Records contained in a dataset
# # #
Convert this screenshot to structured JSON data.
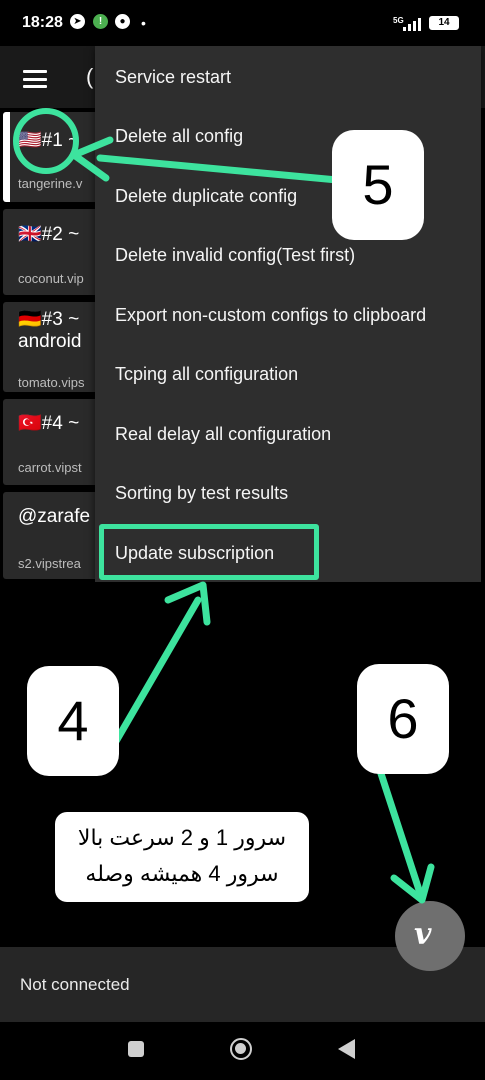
{
  "status_bar": {
    "time": "18:28",
    "network": "5G",
    "battery": "14"
  },
  "toolbar": {
    "title_fragment": "("
  },
  "server_list": [
    {
      "title": "🇺🇸#1 ~",
      "subtitle": "tangerine.v"
    },
    {
      "title": "🇬🇧#2 ~",
      "subtitle": "coconut.vip"
    },
    {
      "title": "🇩🇪#3 ~",
      "title_line2": "android",
      "subtitle": "tomato.vips"
    },
    {
      "title": "🇹🇷#4 ~",
      "subtitle": "carrot.vipst"
    },
    {
      "title": "@zarafe",
      "subtitle": "s2.vipstrea"
    }
  ],
  "menu": {
    "items": [
      "Service restart",
      "Delete all config",
      "Delete duplicate config",
      "Delete invalid config(Test first)",
      "Export non-custom configs to clipboard",
      "Tcping all configuration",
      "Real delay all configuration",
      "Sorting by test results",
      "Update subscription"
    ]
  },
  "annotations": {
    "badge_5": "5",
    "badge_4": "4",
    "badge_6": "6",
    "note_line1": "سرور 1 و 2 سرعت بالا",
    "note_line2": "سرور 4 همیشه وصله",
    "accent_color": "#3de39e"
  },
  "footer": {
    "connection_status": "Not connected",
    "fab_symbol": "v"
  }
}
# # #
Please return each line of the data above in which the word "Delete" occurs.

      "Delete all config",
      "Delete duplicate config",
      "Delete invalid config(Test first)",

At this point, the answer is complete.